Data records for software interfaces

■ ■ ■ ■ ■ ■ ■

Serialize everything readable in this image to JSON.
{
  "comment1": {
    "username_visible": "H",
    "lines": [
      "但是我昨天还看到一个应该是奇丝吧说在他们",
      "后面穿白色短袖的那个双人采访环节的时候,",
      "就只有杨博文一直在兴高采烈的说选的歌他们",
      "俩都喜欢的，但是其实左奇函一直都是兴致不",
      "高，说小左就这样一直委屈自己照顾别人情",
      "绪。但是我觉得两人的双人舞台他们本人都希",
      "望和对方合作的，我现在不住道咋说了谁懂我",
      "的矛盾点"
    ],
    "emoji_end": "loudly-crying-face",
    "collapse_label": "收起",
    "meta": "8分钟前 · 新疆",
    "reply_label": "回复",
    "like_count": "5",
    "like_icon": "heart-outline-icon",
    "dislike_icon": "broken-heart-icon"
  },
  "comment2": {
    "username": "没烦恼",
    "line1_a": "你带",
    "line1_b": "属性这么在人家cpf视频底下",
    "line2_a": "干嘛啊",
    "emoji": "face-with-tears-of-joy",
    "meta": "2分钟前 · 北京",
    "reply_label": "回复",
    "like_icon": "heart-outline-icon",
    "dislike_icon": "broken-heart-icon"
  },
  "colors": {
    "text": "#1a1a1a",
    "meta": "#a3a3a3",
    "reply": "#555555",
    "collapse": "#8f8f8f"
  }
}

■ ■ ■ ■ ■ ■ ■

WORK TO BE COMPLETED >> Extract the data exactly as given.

ANSWER BOX >>
Serialize everything readable in this image to JSON.
{
  "comment1": {
    "username_visible": "H",
    "lines": [
      "但是我昨天还看到一个应该是奇丝吧说在他们",
      "后面穿白色短袖的那个双人采访环节的时候,",
      "就只有杨博文一直在兴高采烈的说选的歌他们",
      "俩都喜欢的，但是其实左奇函一直都是兴致不",
      "高，说小左就这样一直委屈自己照顾别人情",
      "绪。但是我觉得两人的双人舞台他们本人都希",
      "望和对方合作的，我现在不住道咋说了谁懂我",
      "的矛盾点"
    ],
    "emoji_end": "loudly-crying-face",
    "collapse_label": "收起",
    "meta": "8分钟前 · 新疆",
    "reply_label": "回复",
    "like_count": "5",
    "like_icon": "heart-outline-icon",
    "dislike_icon": "broken-heart-icon"
  },
  "comment2": {
    "username": "没烦恼",
    "line1_a": "你带",
    "line1_b": "属性这么在人家cpf视频底下",
    "line2_a": "干嘛啊",
    "emoji": "face-with-tears-of-joy",
    "meta": "2分钟前 · 北京",
    "reply_label": "回复",
    "like_icon": "heart-outline-icon",
    "dislike_icon": "broken-heart-icon"
  },
  "colors": {
    "text": "#1a1a1a",
    "meta": "#a3a3a3",
    "reply": "#555555",
    "collapse": "#8f8f8f"
  }
}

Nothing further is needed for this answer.